Cumming, Thomas (DNB00)
|←Cumming, Roualeyn George Gordon-||Dictionary of National Biography, 1885-1900, Volume 13
|Cumming, William (fl.1797-1823)→|

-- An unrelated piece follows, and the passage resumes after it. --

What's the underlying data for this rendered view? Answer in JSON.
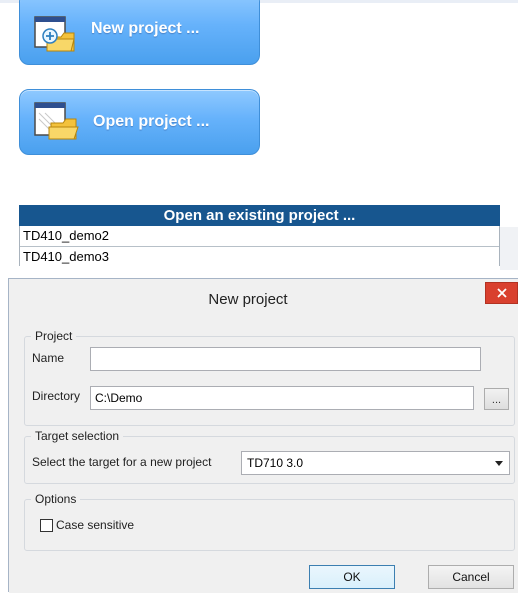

CUMMING, THOMAS (d. 1774), quaker, commonly known as the ‘fighting quaker,’ was a private merchant engaged in the African trade. During a business voyage he contracted an acquaintance with the king of Legibelli (South Barbary), whom he found well disposed to English enterprise, and who, being exasperated with the French, had actually commenced a war against them. He requested the English to protect his trade, and on condition of receiving the sole privilege of trading with the country, Cumming agreed to exert his influence with the English government. After ascertaining the strength of the French positions on the coast, he returned to England, and having formed a plan for an expedition, presented it to the board of trade, by whom it was approved after a critical examination. Many obstacles were placed in his way by the government, but at length the ministry granted a military and naval force, though a much inferior one to that he considered necessary. This force was professedly put under the command of military officers, but Cumming really had the entire direction, and his local knowledge enabled him to guide it in such a manner that it proved entirely successful. Cumming had hoped, as he explained to the Society of Friends, that bloodshed might be avoided, and avowed that otherwise he would not have urged it. This hope, however, was fruitless, and he then took the entire blame on himself, but there is no reason to suppose he was disowned by the Friends. He died 29 May 1774.
[Hume's Hist. x. 96; State Records; Gent. Mag. 1774, 287.]